If we assert that this wrath which is sin, which is the blamable cause for the separation between man and God, is found in God then we are saying that Christ made an atonement for God and not for man. Then we are saying that Christ came to change God and not man – that somehow God needed to be reconciled to man and not that man needed to be reconciled to God; for atonement implies the alteration, or removal of something that is not as it ought to be. We cannot claim that God needs atonement, because then we say that God is not perfect, that there is something in Him which needs to be altered. Hence we cannot suppose that wrath, which Christ died to extinguish, is found in God. There was no wrath from the beginning when Eve and Adam enjoyed an unchecked relationship with God in their first perfect state of being. Sin and wrath was a consequence of the fall and found their place inside man when he began his cursed walk.
In Christ sin and evil are taken out of man and replaced with goodness from above. Ezekiel’s prophecy has come to pass in Christ: “A new heart also will I give you, and a new spirit will I put within you: and I will take away the stony heart out of your flesh, and I will give you a heart of flesh.” (36:26). Therefore this scripture announces that no more sacrifices for sin is required. The work of Christ at the cross was a huge success, and God’s righteousness and justice were satisfied when that stony, evil and wrathful heart was taken out of our flesh. In addition the success of the cross declares that man is not only saved from his old wrathful self, but in him there is now a heart of flesh. We were saved by His death, but how much more are we not saved by His life? The wrath in the prodigal son caused him to leave his Father’s house. The Father never left the son neither in mind nor thought. His predominant desire was to be reconciled to His son. In the parable we never find the slightest hint of wrath in the Father.

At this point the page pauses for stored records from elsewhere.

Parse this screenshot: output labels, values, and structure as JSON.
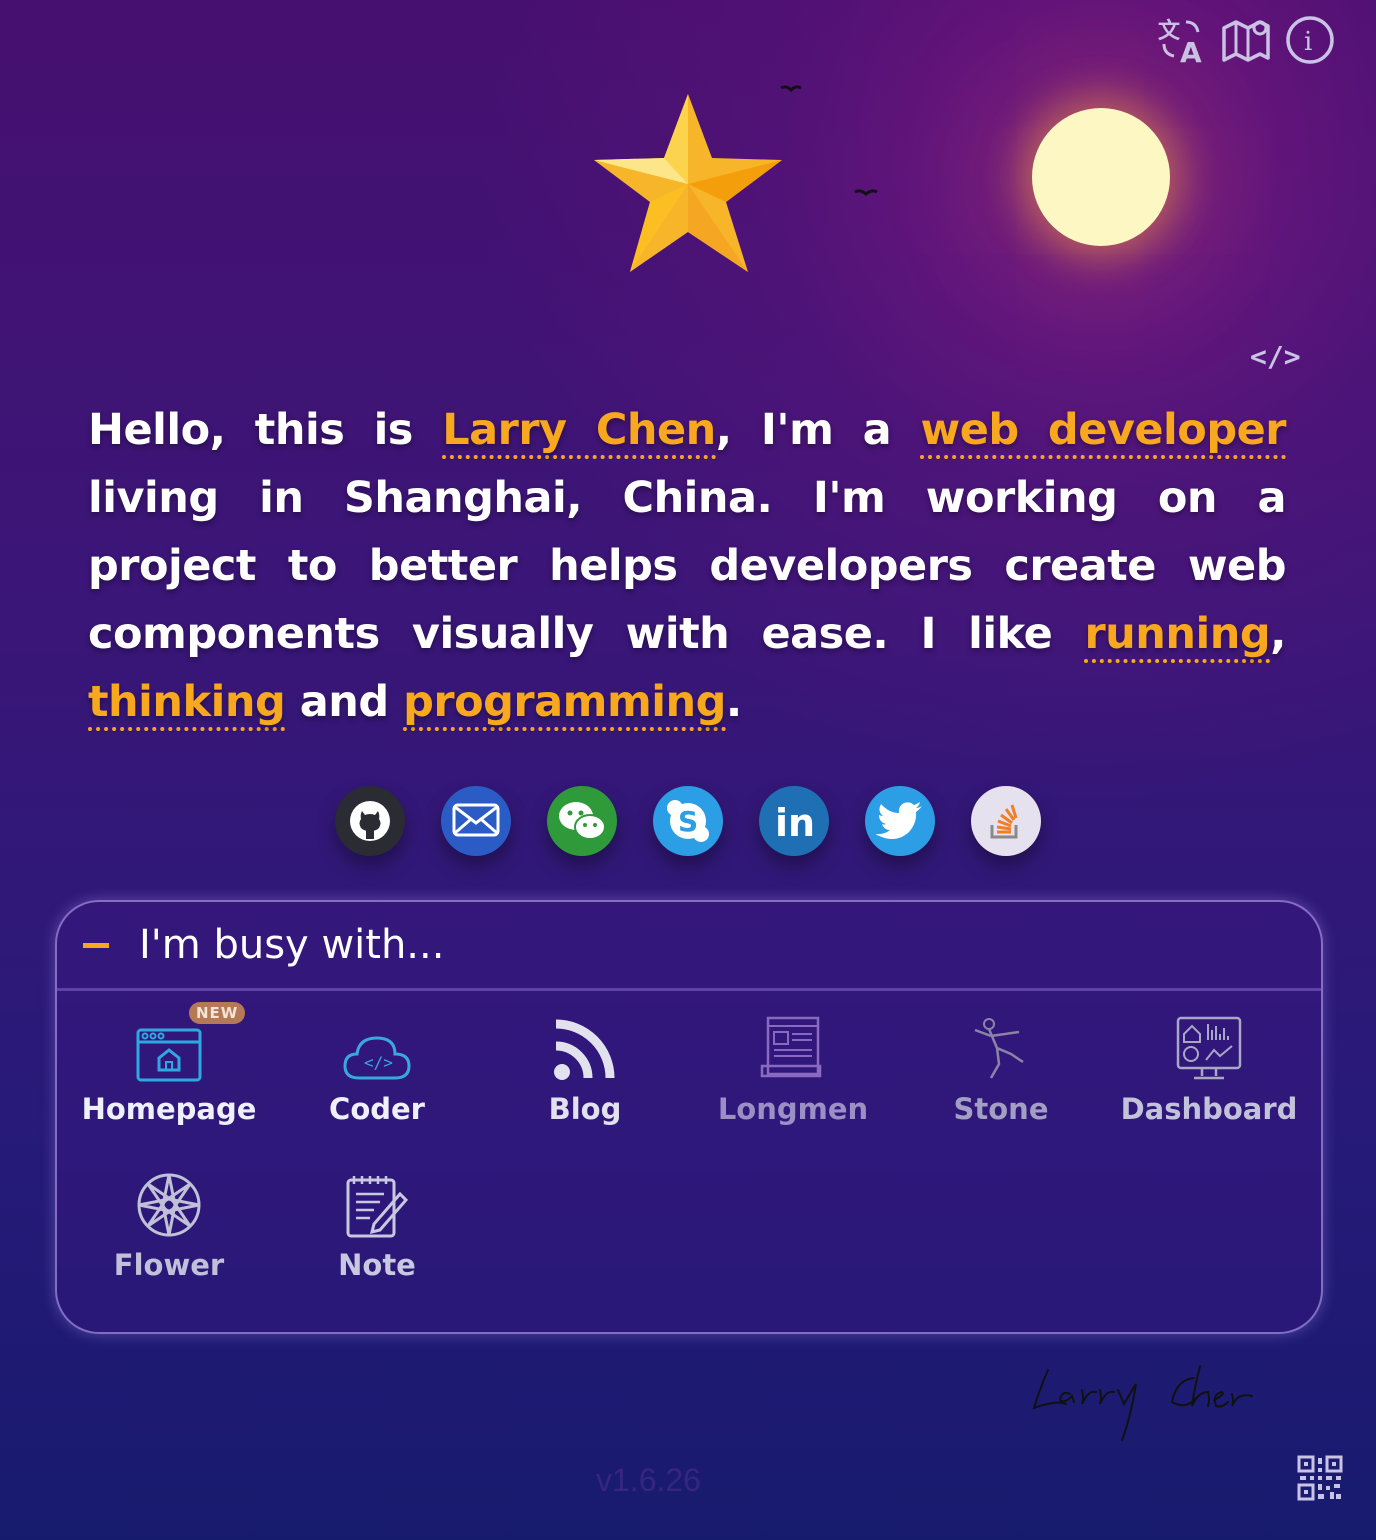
{
  "intro": {
    "p1": "Hello, this is ",
    "name": "Larry Chen",
    "p2": ", I'm a ",
    "role": "web developer",
    "p3": " living in Shanghai, China. I'm working on a project to better helps developers create web components visually with ease. I like ",
    "hobby1": "running",
    "p4": ", ",
    "hobby2": "thinking",
    "p5": " and ",
    "hobby3": "programming",
    "p6": "."
  },
  "code_tag": "</>",
  "top_icons": [
    "translate-icon",
    "map-icon",
    "info-icon"
  ],
  "socials": [
    {
      "name": "github",
      "color": "#2b2b33"
    },
    {
      "name": "email",
      "color": "#2b5bc4"
    },
    {
      "name": "wechat",
      "color": "#2f9a3a"
    },
    {
      "name": "skype",
      "color": "#2c9ee6"
    },
    {
      "name": "linkedin",
      "color": "#1f6fb5"
    },
    {
      "name": "twitter",
      "color": "#2c9ee6"
    },
    {
      "name": "stackoverflow",
      "color": "#e6e1ef"
    }
  ],
  "busy": {
    "title": "I'm busy with...",
    "items": [
      {
        "label": "Homepage",
        "badge": "NEW"
      },
      {
        "label": "Coder"
      },
      {
        "label": "Blog"
      },
      {
        "label": "Longmen"
      },
      {
        "label": "Stone"
      },
      {
        "label": "Dashboard"
      },
      {
        "label": "Flower"
      },
      {
        "label": "Note"
      }
    ]
  },
  "signature": "Larry Chen",
  "version": "v1.6.26",
  "colors": {
    "accent": "#f8a81e",
    "moon": "#fdf7c3",
    "star": "#f7b52a"
  }
}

Paul wrote that we by nature are children of wrath (Eph 2:3), the same thing as the psalmist said: “I was shapen in Wickedness, and in Sin hath my Mother conceived me.” We cannot escape the fact that we were conceived in sin, and that sin and wrath were in us until this wickedness was taken out of us by Christ when we in faith returned to our true home. In like manner as the prodigal son there was in us a faint memory of what we left behind when we embarked on our journey in wretchedness. The doctrine that thus says that Christ came to extinguish the wrath in God in effect says that God wanted to extinguish a part of Himself, which is to say that He willed the extinguishment of His omnipotence. A contradiction or impossibility like this can only have its origin in the adversary, and as a disease it has infected human reason and become one of the many tenacious myths regarding God.
Born by the Spirit we are conceived in righteousness and shaped in goodness. By nature we are now children of love. We are reconciled to God, and everything we held against Him is now taken out of us. In our hearts we hence cry: “Abba!” It should by this be quite evident that since His goodness and love have replaced evil and wrath in us we are forever perfected in Him, because we find nothing else than perfection and wholeness in Him.
“This, I presume, is enough to show you, that the Atonement made by Christ is itself the greatest of all Proofs, that it was not to atone or extinguish any Wrath in the Deity itself; nor, indeed, any Way to affect, or alter any Quality, or Temper in the Divine Mind, but purely and solely to overcome and remove all that Death and Hell, and Wrath, and Darkness, that had opened itself in the Nature, Birth, and Life of fallen Man.” (William Law)